──────── RECORDS FOR THIS TASK ────────
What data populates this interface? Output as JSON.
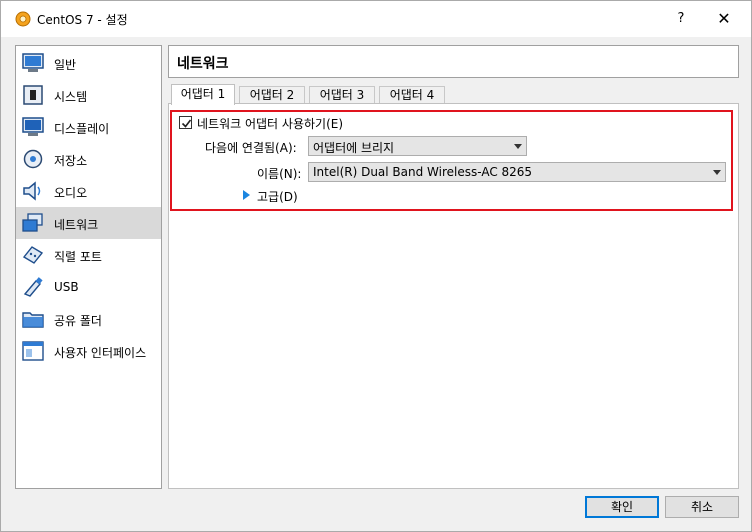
{
  "window": {
    "title": "CentOS 7 - 설정",
    "help_label": "?",
    "close_label": "✕"
  },
  "sidebar": {
    "items": [
      {
        "label": "일반",
        "icon": "general-icon"
      },
      {
        "label": "시스템",
        "icon": "system-icon"
      },
      {
        "label": "디스플레이",
        "icon": "display-icon"
      },
      {
        "label": "저장소",
        "icon": "storage-icon"
      },
      {
        "label": "오디오",
        "icon": "audio-icon"
      },
      {
        "label": "네트워크",
        "icon": "network-icon",
        "selected": true
      },
      {
        "label": "직렬 포트",
        "icon": "serial-port-icon"
      },
      {
        "label": "USB",
        "icon": "usb-icon"
      },
      {
        "label": "공유 폴더",
        "icon": "shared-folder-icon"
      },
      {
        "label": "사용자 인터페이스",
        "icon": "user-interface-icon"
      }
    ]
  },
  "page": {
    "title": "네트워크"
  },
  "tabs": [
    {
      "label": "어댑터 1",
      "active": true
    },
    {
      "label": "어댑터 2"
    },
    {
      "label": "어댑터 3"
    },
    {
      "label": "어댑터 4"
    }
  ],
  "adapter": {
    "enable_label": "네트워크 어댑터 사용하기(E)",
    "enabled": true,
    "attached_label": "다음에 연결됨(A):",
    "attached_value": "어댑터에 브리지",
    "name_label": "이름(N):",
    "name_value": "Intel(R) Dual Band Wireless-AC 8265",
    "advanced_label": "고급(D)"
  },
  "buttons": {
    "ok_label": "확인",
    "cancel_label": "취소"
  },
  "colors": {
    "highlight": "#e0141e",
    "accent": "#0078d7",
    "expander": "#1c86e0"
  }
}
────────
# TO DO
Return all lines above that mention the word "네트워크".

# EXPECTED OUTPUT
        "label": "네트워크",
    "title": "네트워크"
    "enable_label": "네트워크 어댑터 사용하기(E)",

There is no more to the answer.